■ EXERCISE: Go through the entries that follow and count every line with the string "新元号は". Reply with the number only.

■ SUPPLIED RECORDS:
=== Begin Enclosure ===

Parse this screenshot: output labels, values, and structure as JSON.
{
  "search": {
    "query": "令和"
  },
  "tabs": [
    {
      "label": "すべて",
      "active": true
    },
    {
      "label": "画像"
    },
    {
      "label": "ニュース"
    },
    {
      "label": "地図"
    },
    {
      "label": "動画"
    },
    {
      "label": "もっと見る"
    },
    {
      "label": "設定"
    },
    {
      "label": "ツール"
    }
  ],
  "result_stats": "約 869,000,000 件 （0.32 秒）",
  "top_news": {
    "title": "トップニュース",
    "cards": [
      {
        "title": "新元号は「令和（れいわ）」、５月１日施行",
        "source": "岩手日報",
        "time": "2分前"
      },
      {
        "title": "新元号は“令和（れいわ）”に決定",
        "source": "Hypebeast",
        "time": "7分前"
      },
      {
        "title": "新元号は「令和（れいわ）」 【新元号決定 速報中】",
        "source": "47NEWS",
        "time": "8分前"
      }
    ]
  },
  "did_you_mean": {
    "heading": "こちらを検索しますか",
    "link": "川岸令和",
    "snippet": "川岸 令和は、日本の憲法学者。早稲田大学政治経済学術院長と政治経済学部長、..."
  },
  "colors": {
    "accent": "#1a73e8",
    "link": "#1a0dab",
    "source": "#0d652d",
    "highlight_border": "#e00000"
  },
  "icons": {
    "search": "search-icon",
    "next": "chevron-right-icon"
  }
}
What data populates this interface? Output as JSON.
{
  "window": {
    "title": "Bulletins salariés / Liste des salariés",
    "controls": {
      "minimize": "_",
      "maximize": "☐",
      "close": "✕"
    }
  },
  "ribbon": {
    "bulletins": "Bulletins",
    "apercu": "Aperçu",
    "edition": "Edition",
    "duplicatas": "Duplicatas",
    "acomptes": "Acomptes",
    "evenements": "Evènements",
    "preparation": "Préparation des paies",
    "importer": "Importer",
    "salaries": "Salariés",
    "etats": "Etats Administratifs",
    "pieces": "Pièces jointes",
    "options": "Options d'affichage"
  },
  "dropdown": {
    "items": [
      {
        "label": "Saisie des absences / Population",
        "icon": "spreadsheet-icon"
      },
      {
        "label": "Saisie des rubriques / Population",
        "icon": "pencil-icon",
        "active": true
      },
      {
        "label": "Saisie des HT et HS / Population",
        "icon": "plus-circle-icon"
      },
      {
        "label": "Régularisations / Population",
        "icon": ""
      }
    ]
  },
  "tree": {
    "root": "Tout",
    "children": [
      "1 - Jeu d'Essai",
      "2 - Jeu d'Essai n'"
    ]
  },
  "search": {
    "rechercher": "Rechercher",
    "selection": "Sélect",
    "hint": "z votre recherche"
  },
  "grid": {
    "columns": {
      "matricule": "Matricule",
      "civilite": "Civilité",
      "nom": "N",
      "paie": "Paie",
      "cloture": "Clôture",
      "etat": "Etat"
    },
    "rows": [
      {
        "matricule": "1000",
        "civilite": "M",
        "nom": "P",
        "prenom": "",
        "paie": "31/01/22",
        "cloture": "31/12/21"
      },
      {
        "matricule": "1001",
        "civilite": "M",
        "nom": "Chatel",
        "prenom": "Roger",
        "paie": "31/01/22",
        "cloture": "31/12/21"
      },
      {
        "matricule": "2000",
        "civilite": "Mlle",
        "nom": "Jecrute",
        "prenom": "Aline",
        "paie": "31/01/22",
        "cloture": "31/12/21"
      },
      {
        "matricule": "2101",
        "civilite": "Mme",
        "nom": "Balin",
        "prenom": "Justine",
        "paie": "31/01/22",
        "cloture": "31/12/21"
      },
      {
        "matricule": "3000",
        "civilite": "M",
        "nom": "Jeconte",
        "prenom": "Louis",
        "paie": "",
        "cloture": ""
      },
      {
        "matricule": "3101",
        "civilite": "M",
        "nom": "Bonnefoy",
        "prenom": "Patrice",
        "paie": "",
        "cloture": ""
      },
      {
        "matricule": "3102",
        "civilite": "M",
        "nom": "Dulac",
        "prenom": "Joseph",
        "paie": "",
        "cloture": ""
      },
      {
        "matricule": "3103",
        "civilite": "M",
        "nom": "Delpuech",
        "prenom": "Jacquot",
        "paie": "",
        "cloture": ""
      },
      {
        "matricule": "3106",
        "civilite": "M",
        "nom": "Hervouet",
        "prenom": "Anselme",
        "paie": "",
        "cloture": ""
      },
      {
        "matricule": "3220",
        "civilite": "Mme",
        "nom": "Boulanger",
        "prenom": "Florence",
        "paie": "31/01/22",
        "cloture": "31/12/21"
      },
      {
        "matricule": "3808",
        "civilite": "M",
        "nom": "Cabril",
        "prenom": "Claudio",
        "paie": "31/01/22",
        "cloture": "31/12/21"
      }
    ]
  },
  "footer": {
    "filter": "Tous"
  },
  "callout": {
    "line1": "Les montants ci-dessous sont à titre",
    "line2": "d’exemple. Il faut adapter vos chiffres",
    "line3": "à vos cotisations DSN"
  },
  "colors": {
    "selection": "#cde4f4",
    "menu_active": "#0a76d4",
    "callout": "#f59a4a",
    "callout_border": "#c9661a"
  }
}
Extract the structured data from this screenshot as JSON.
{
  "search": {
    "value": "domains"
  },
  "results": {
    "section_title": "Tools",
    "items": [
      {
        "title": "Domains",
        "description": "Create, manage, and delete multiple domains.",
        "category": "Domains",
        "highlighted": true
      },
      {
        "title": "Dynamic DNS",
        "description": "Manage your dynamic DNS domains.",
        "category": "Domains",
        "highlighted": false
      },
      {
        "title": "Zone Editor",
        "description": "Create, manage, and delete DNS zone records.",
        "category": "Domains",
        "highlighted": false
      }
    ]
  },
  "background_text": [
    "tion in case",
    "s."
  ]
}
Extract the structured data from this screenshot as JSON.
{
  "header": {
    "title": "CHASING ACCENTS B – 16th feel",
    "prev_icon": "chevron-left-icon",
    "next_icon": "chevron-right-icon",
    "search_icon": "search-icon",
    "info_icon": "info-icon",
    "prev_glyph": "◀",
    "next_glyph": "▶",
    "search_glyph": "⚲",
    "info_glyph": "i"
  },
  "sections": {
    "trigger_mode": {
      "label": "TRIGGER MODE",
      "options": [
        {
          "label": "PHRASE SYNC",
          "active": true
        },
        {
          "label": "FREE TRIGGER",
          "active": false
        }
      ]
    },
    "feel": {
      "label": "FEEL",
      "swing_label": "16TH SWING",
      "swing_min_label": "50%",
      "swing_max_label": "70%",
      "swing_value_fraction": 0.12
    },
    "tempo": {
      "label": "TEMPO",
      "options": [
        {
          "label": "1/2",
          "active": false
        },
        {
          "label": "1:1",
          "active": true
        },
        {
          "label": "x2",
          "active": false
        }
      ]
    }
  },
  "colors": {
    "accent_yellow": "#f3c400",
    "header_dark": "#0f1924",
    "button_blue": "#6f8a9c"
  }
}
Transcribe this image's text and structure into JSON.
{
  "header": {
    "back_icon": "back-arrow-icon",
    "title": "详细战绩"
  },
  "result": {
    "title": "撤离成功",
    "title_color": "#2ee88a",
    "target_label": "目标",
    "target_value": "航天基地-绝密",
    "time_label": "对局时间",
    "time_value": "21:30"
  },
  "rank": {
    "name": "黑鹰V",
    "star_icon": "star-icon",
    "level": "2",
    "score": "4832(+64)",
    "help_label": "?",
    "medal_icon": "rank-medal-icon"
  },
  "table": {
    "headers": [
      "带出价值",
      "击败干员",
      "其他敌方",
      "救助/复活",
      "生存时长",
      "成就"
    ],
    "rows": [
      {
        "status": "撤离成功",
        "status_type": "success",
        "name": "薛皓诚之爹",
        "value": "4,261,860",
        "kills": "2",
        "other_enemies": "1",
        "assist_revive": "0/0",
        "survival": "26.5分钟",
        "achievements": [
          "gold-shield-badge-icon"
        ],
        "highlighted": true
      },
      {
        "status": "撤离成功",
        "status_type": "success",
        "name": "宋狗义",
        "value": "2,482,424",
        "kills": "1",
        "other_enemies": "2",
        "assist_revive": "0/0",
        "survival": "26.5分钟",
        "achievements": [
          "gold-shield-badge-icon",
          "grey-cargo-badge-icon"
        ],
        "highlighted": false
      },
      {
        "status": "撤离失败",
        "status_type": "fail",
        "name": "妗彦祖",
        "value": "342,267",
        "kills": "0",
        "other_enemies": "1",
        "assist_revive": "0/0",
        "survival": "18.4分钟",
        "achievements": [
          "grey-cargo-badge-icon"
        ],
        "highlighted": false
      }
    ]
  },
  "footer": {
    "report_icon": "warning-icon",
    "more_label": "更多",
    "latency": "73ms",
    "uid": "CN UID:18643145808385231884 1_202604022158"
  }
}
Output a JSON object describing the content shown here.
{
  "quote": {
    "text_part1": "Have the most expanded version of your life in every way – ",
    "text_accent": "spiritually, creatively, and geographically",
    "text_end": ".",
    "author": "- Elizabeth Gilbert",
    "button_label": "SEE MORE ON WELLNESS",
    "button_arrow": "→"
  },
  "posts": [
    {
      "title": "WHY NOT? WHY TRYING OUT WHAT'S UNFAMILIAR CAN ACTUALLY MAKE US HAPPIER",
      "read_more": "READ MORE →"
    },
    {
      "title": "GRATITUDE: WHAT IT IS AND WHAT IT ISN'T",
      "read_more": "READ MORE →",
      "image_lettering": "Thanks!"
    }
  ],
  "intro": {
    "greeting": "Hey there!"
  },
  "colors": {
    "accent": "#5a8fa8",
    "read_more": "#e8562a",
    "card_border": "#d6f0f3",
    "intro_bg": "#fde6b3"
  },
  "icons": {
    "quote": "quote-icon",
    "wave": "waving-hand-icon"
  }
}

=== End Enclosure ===

■ YOUR SOLUTION: 3